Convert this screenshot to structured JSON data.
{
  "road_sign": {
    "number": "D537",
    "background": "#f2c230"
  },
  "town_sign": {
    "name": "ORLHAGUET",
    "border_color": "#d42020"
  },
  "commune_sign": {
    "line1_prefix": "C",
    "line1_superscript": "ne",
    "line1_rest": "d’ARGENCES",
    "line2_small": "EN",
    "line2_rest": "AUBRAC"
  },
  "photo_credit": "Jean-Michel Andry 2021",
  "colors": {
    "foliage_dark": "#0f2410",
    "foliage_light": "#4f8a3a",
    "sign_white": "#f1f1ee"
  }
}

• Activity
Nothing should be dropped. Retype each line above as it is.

• Response to this exercise
Convert this screenshot to structured JSON data.
{
  "road_sign": {
    "number": "D537",
    "background": "#f2c230"
  },
  "town_sign": {
    "name": "ORLHAGUET",
    "border_color": "#d42020"
  },
  "commune_sign": {
    "line1_prefix": "C",
    "line1_superscript": "ne",
    "line1_rest": "d’ARGENCES",
    "line2_small": "EN",
    "line2_rest": "AUBRAC"
  },
  "photo_credit": "Jean-Michel Andry 2021",
  "colors": {
    "foliage_dark": "#0f2410",
    "foliage_light": "#4f8a3a",
    "sign_white": "#f1f1ee"
  }
}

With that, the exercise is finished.